File electronically when required
If you are required to file 250 or more information returns during the year, you must file electronically. The 250-or-more requirement applies separately to each type of form. However, be aware that the IRS is looking at changing this rule. See our blog article IRS proposes changes to electronic reporting requirements.
Make sure you follow the IRS guidelines by filing Form 1096 with the IRS and sending Form 1099 to your vendors timely.
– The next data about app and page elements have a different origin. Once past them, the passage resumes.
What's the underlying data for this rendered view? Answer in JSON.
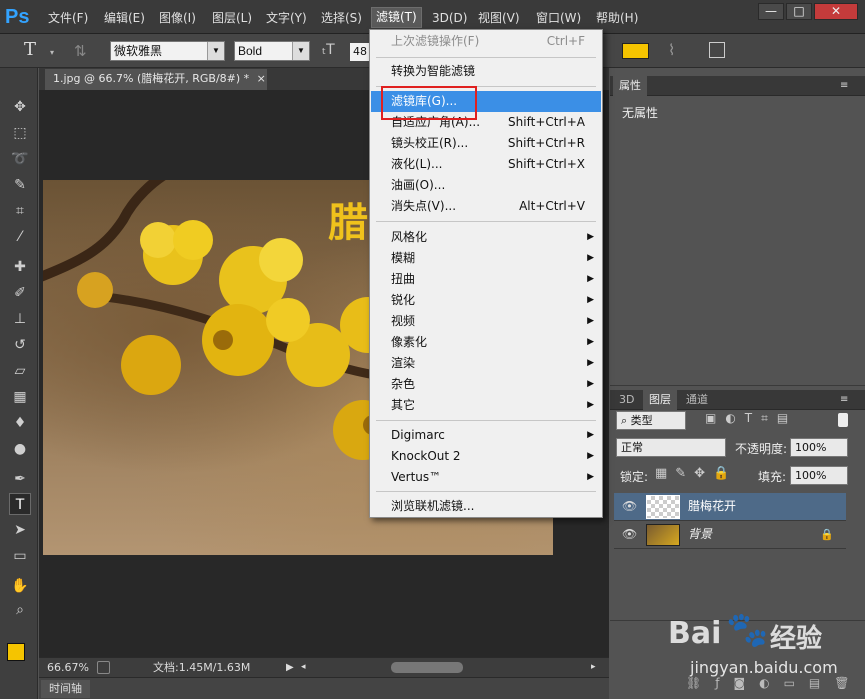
{
  "app": {
    "logo": "Ps"
  },
  "menubar": {
    "items": [
      "文件(F)",
      "编辑(E)",
      "图像(I)",
      "图层(L)",
      "文字(Y)",
      "选择(S)",
      "滤镜(T)",
      "3D(D)",
      "视图(V)",
      "窗口(W)",
      "帮助(H)"
    ],
    "active_index": 6,
    "window_buttons": [
      "—",
      "□",
      "✕"
    ]
  },
  "options_bar": {
    "tool_glyph": "T",
    "font_family": "微软雅黑",
    "font_style": "Bold",
    "font_size_prefix": "48"
  },
  "document": {
    "tab_title": "1.jpg @ 66.7% (腊梅花开, RGB/8#) *",
    "tab_close": "×",
    "text_layer_preview": "腊"
  },
  "status": {
    "zoom": "66.67%",
    "doc_info": "文档:1.45M/1.63M"
  },
  "timeline": {
    "label": "时间轴"
  },
  "properties_panel": {
    "title": "属性",
    "content": "无属性"
  },
  "layers_panel": {
    "tabs": [
      "3D",
      "图层",
      "通道"
    ],
    "active_tab": 1,
    "filter_kind": "类型",
    "blend_mode": "正常",
    "opacity_label": "不透明度:",
    "opacity_value": "100%",
    "lock_label": "锁定:",
    "fill_label": "填充:",
    "fill_value": "100%",
    "layers": [
      {
        "name": "腊梅花开",
        "selected": true,
        "locked": false
      },
      {
        "name": "背景",
        "selected": false,
        "locked": true
      }
    ],
    "footer_icons": [
      "link-icon",
      "fx-icon",
      "mask-icon",
      "adjustment-icon",
      "folder-icon",
      "new-layer-icon",
      "trash-icon"
    ]
  },
  "filter_menu": {
    "items": [
      {
        "label": "上次滤镜操作(F)",
        "shortcut": "Ctrl+F",
        "disabled": true
      },
      {
        "label": "转换为智能滤镜"
      },
      {
        "label": "滤镜库(G)...",
        "highlighted": true
      },
      {
        "label": "自适应广角(A)...",
        "shortcut": "Shift+Ctrl+A"
      },
      {
        "label": "镜头校正(R)...",
        "shortcut": "Shift+Ctrl+R"
      },
      {
        "label": "液化(L)...",
        "shortcut": "Shift+Ctrl+X"
      },
      {
        "label": "油画(O)..."
      },
      {
        "label": "消失点(V)...",
        "shortcut": "Alt+Ctrl+V"
      },
      {
        "label": "风格化",
        "submenu": true
      },
      {
        "label": "模糊",
        "submenu": true
      },
      {
        "label": "扭曲",
        "submenu": true
      },
      {
        "label": "锐化",
        "submenu": true
      },
      {
        "label": "视频",
        "submenu": true
      },
      {
        "label": "像素化",
        "submenu": true
      },
      {
        "label": "渲染",
        "submenu": true
      },
      {
        "label": "杂色",
        "submenu": true
      },
      {
        "label": "其它",
        "submenu": true
      },
      {
        "label": "Digimarc",
        "submenu": true
      },
      {
        "label": "KnockOut 2",
        "submenu": true
      },
      {
        "label": "Vertus™",
        "submenu": true
      },
      {
        "label": "浏览联机滤镜..."
      }
    ]
  },
  "watermark": {
    "brand": "Bai",
    "brand2": "经验",
    "url": "jingyan.baidu.com"
  },
  "colors": {
    "highlight": "#3b8fe6",
    "redbox": "#e0201f",
    "foreground_swatch": "#f5c400",
    "ps_logo": "#33a3ff"
  }
}
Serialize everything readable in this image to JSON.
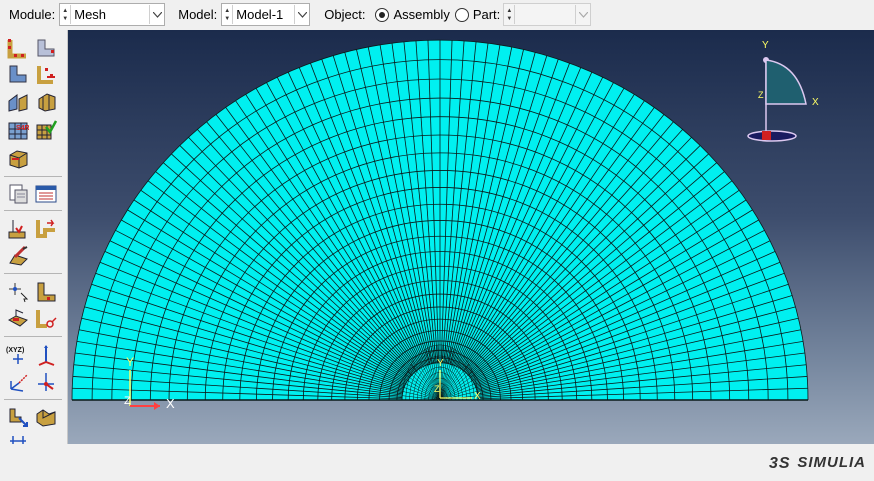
{
  "context_bar": {
    "module_label": "Module:",
    "module_value": "Mesh",
    "model_label": "Model:",
    "model_value": "Model-1",
    "object_label": "Object:",
    "assembly_label": "Assembly",
    "part_label": "Part:",
    "part_value": "",
    "selected_object": "Assembly"
  },
  "toolbox": {
    "tools": [
      "seed-part-icon",
      "seed-edges-icon",
      "delete-part-seeds-icon",
      "delete-edge-seeds-icon",
      "mesh-controls-icon",
      "element-type-icon",
      "mesh-part-icon",
      "verify-mesh-icon",
      "partition-cell-icon",
      "query-icon",
      "mesh-stats-icon",
      "create-set-icon",
      "set-manager-icon",
      "edit-mesh-icon",
      "datum-point-icon",
      "datum-axis-icon",
      "partition-face-icon",
      "partition-edge-icon",
      "datum-csys-icon",
      "datum-plane-icon",
      "axis-triad-icon",
      "translate-icon",
      "instance-icon",
      "assembly-icon",
      "more-tools-icon"
    ],
    "xyz_label": "(XYZ)"
  },
  "viewport": {
    "mesh_color": "#00f0f0",
    "edge_color": "#0a1a1a",
    "triad": {
      "x": "X",
      "y": "Y",
      "z": "Z"
    },
    "local_triad": {
      "x": "X",
      "y": "Y",
      "z": "Z"
    },
    "view_triad": {
      "x": "X",
      "y": "Y",
      "z": "Z"
    }
  },
  "status": {
    "brand": "SIMULIA"
  }
}
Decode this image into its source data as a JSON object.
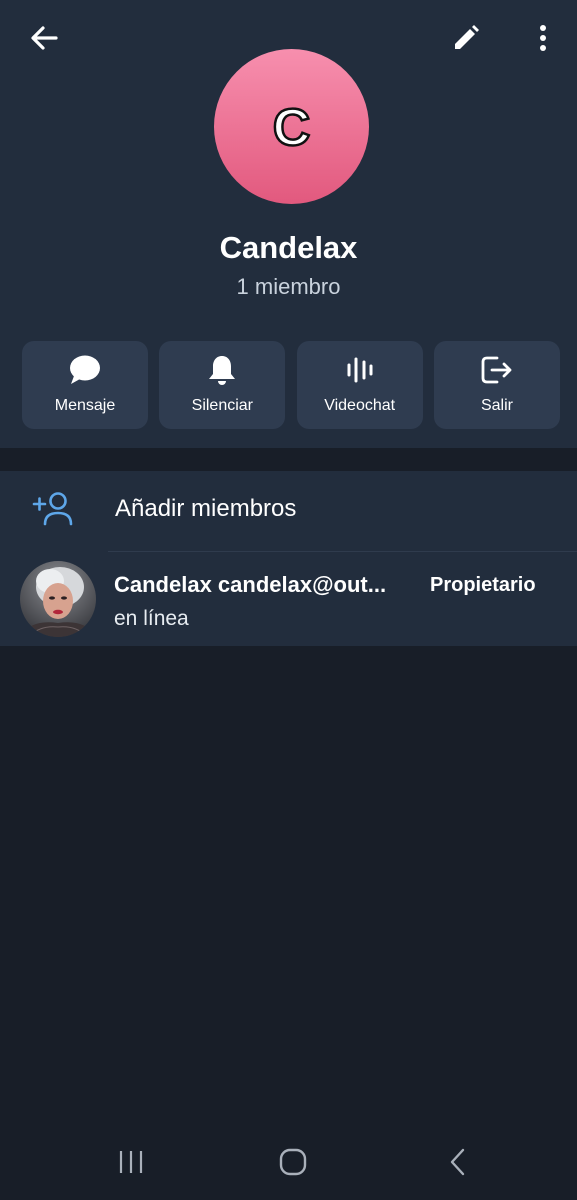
{
  "header": {
    "back_icon": "arrow-left-icon",
    "edit_icon": "pencil-icon",
    "more_icon": "more-vert-icon",
    "avatar_letter": "C",
    "avatar_colors": [
      "#f78fae",
      "#e2597e"
    ],
    "name": "Candelax",
    "member_count": "1 miembro"
  },
  "actions": [
    {
      "label": "Mensaje",
      "icon": "chat-bubble-icon"
    },
    {
      "label": "Silenciar",
      "icon": "bell-icon"
    },
    {
      "label": "Videochat",
      "icon": "voice-wave-icon"
    },
    {
      "label": "Salir",
      "icon": "exit-icon"
    }
  ],
  "members_section": {
    "add_label": "Añadir miembros",
    "add_icon": "person-add-icon",
    "members": [
      {
        "name": "Candelax candelax@out...",
        "status": "en línea",
        "role": "Propietario"
      }
    ]
  },
  "navbar": {
    "recent_icon": "recent-apps-icon",
    "home_icon": "home-icon",
    "back_icon": "nav-back-icon"
  },
  "colors": {
    "background": "#181e28",
    "header_bg": "#222d3d",
    "action_bg": "#2f3c50",
    "accent_icon": "#5ea7ea"
  }
}
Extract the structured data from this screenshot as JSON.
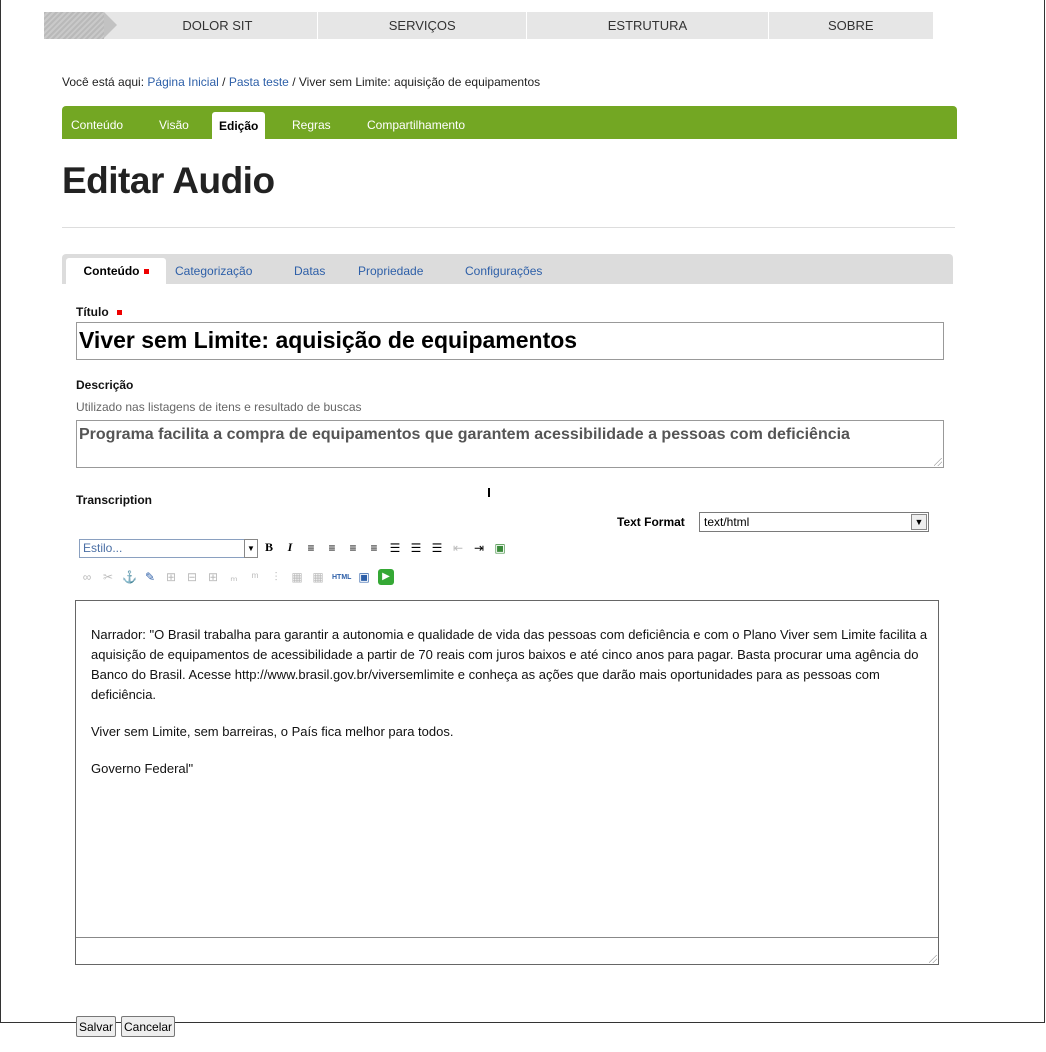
{
  "topnav": {
    "items": [
      "DOLOR SIT",
      "SERVIÇOS",
      "ESTRUTURA",
      "SOBRE"
    ]
  },
  "breadcrumb": {
    "prefix": "Você está aqui: ",
    "home": "Página Inicial",
    "sep": " / ",
    "folder": "Pasta teste",
    "current": "Viver sem Limite: aquisição de equipamentos"
  },
  "content_tabs": [
    "Conteúdo",
    "Visão",
    "Edição",
    "Regras",
    "Compartilhamento"
  ],
  "page_title": "Editar Audio",
  "form_tabs": [
    "Conteúdo",
    "Categorização",
    "Datas",
    "Propriedade",
    "Configurações"
  ],
  "fields": {
    "title_label": "Título",
    "title_value": "Viver sem Limite: aquisição de equipamentos",
    "desc_label": "Descrição",
    "desc_help": "Utilizado nas listagens de itens e resultado de buscas",
    "desc_value": "Programa facilita a compra de equipamentos que garantem acessibilidade a pessoas com deficiência",
    "transcription_label": "Transcription",
    "text_format_label": "Text Format",
    "text_format_value": "text/html",
    "style_placeholder": "Estilo..."
  },
  "editor": {
    "paragraphs": [
      "Narrador: \"O Brasil trabalha para garantir a autonomia e qualidade de vida das pessoas com deficiência e com o  Plano Viver sem Limite facilita a aquisição de equipamentos de acessibilidade a partir de 70 reais com juros baixos e até cinco anos para pagar. Basta procurar uma agência do Banco do Brasil. Acesse http://www.brasil.gov.br/viversemlimite e conheça as ações que darão mais oportunidades para as pessoas com deficiência.",
      "Viver sem Limite, sem barreiras, o País fica melhor para todos.",
      "Governo Federal\""
    ]
  },
  "buttons": {
    "save": "Salvar",
    "cancel": "Cancelar"
  },
  "colors": {
    "green": "#73a723",
    "link": "#2d5fa8",
    "required": "#e00000"
  }
}
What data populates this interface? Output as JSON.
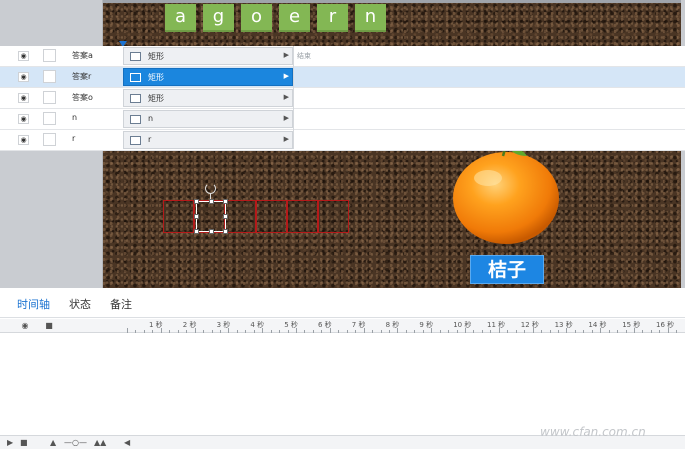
{
  "stage": {
    "letters": [
      "a",
      "g",
      "o",
      "e",
      "r",
      "n"
    ],
    "answer_slot_count": 6,
    "fruit_label": "桔子",
    "colors": {
      "letter_tile": "#83b754",
      "answer_border": "#b51a1a",
      "label_bg": "#1d86e3"
    }
  },
  "panel": {
    "tabs": [
      {
        "label": "时间轴",
        "active": true
      },
      {
        "label": "状态",
        "active": false
      },
      {
        "label": "备注",
        "active": false
      }
    ],
    "ruler": [
      "1 秒",
      "2 秒",
      "3 秒",
      "4 秒",
      "5 秒",
      "6 秒",
      "7 秒",
      "8 秒",
      "9 秒",
      "10 秒",
      "11 秒",
      "12 秒",
      "13 秒",
      "14 秒",
      "15 秒",
      "16 秒"
    ],
    "end_label": "结束",
    "rows": [
      {
        "name": "答案a",
        "bar_label": "矩形",
        "selected": false
      },
      {
        "name": "答案r",
        "bar_label": "矩形",
        "selected": true
      },
      {
        "name": "答案o",
        "bar_label": "矩形",
        "selected": false
      },
      {
        "name": "n",
        "bar_label": "n",
        "selected": false
      },
      {
        "name": "r",
        "bar_label": "r",
        "selected": false
      }
    ]
  },
  "watermark": "www.cfan.com.cn",
  "icons": [
    "eye-icon",
    "lock-icon",
    "rectangle-icon",
    "play-icon",
    "stop-icon",
    "zoom-slider-icon",
    "mountain-icon"
  ]
}
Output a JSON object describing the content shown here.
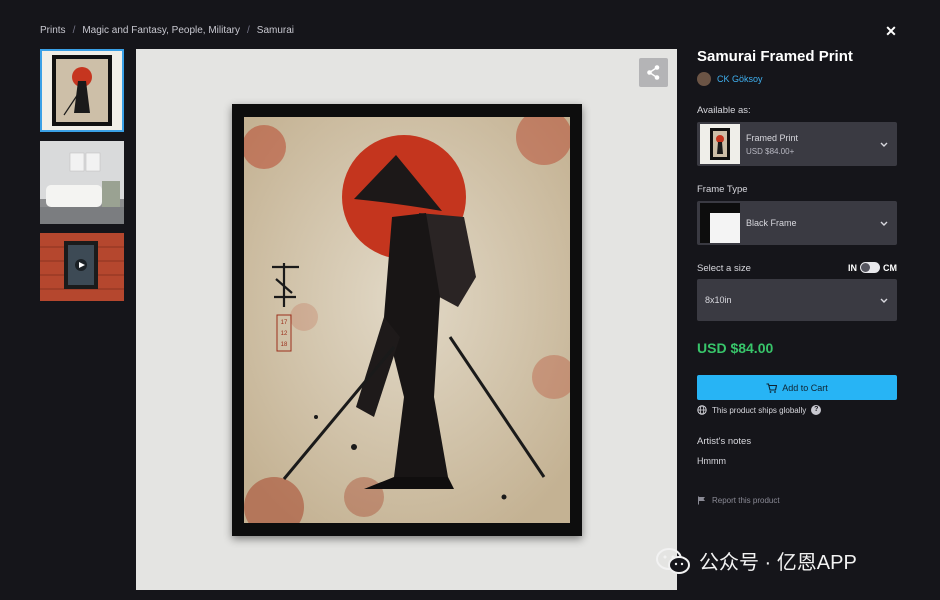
{
  "breadcrumb": {
    "items": [
      "Prints",
      "Magic and Fantasy, People, Military",
      "Samurai"
    ]
  },
  "product": {
    "title": "Samurai Framed Print",
    "artist": "CK Göksoy",
    "available_label": "Available as:",
    "available": {
      "name": "Framed Print",
      "price": "USD $84.00+"
    },
    "frame_label": "Frame Type",
    "frame_value": "Black Frame",
    "size_label": "Select a size",
    "unit_in": "IN",
    "unit_cm": "CM",
    "size_value": "8x10in",
    "price": "USD $84.00",
    "cart_label": "Add to Cart",
    "ships_label": "This product ships globally",
    "notes_title": "Artist's notes",
    "notes_text": "Hmmm",
    "report_label": "Report this product"
  },
  "artwork": {
    "date_mark": [
      "17",
      "12",
      "18"
    ]
  },
  "watermark": {
    "text": "公众号 · 亿恩APP"
  },
  "colors": {
    "accent": "#27b4f5",
    "price": "#38c56a",
    "link": "#3fb0f0",
    "background": "#15151a"
  },
  "icons": [
    "close-icon",
    "share-icon",
    "chevron-down-icon",
    "cart-icon",
    "globe-icon",
    "question-icon",
    "flag-icon",
    "play-icon",
    "wechat-icon"
  ]
}
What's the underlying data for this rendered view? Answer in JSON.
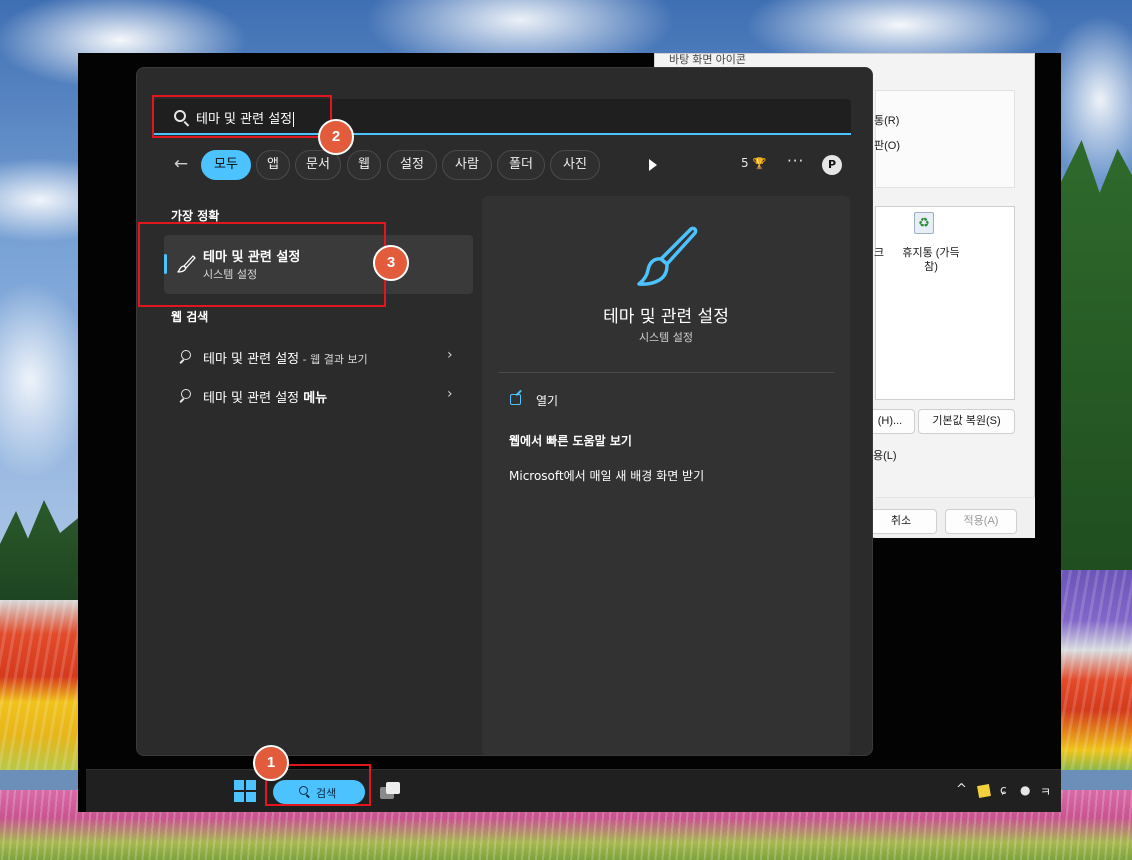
{
  "bg_dialog": {
    "top_label": "바탕 화면 아이콘",
    "option1": "통(R)",
    "option2": "판(O)",
    "icon_partial": "크",
    "recycle_label_line1": "휴지통 (가득",
    "recycle_label_line2": "참)",
    "change_icon_button": "(H)...",
    "restore_default_button": "기본값 복원(S)",
    "allow_label": "용(L)",
    "cancel_button": "취소",
    "apply_button": "적용(A)"
  },
  "search": {
    "query": "테마 및 관련 설정",
    "filters": {
      "back_label": "←",
      "chips": [
        {
          "label": "모두",
          "active": true
        },
        {
          "label": "앱",
          "active": false
        },
        {
          "label": "문서",
          "active": false
        },
        {
          "label": "웹",
          "active": false
        },
        {
          "label": "설정",
          "active": false
        },
        {
          "label": "사람",
          "active": false
        },
        {
          "label": "폴더",
          "active": false
        },
        {
          "label": "사진",
          "active": false
        }
      ],
      "points": "5",
      "points_icon": "🏆",
      "more": "···",
      "profile_initial": "P"
    },
    "best_match": {
      "section_label": "가장 정확",
      "title": "테마 및 관련 설정",
      "subtitle": "시스템 설정",
      "icon": "paintbrush-icon"
    },
    "web_search": {
      "section_label": "웹 검색",
      "items": [
        {
          "text": "테마 및 관련 설정",
          "suffix": " - 웹 결과 보기"
        },
        {
          "text": "테마 및 관련 설정 ",
          "bold_suffix": "메뉴"
        }
      ]
    },
    "preview": {
      "title": "테마 및 관련 설정",
      "subtitle": "시스템 설정",
      "open_label": "열기",
      "help_label": "웹에서 빠른 도움말 보기",
      "ms_label": "Microsoft에서 매일 새 배경 화면 받기"
    }
  },
  "taskbar": {
    "search_label": "검색",
    "tray_up": "^"
  },
  "annotations": {
    "badge1": "1",
    "badge2": "2",
    "badge3": "3"
  },
  "colors": {
    "accent": "#4cc2ff",
    "menu_bg": "#2b2b2b",
    "annotation_red": "#e2161f",
    "badge_orange": "#e25b3b"
  }
}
See our blog article Avoid the penalty, 1099-MISC due dates for 2020.
Use W9manager to streamline your entire process
W9manager was built to help you complete most of your 1099 work before the season even starts.
- Request electronic W-9s from vendors with automated reminders
- Give anyone in your organization access to request W-9s and receive them back centrally
- Track all outstanding W-9s that you haven’t received
- Receive W-9s that are done right, as vendors and independent contractors use our step-by-step process to create W-9s
- Know what vendor payments are reportable on a 1099-MISC using our guided process
- Stop sending paper 1099s when vendors opt-in for electronic reporting
Try W9manager for free for 14 days at www.w9manager.com.
Disclaimer – Any accounting, business or tax advice contained in this communication, including attachments and enclosures, is not intended as a thorough, in-depth analysis of specific issues, nor a substitute for a formal opinion, nor is it sufficient to avoid tax-related penalties.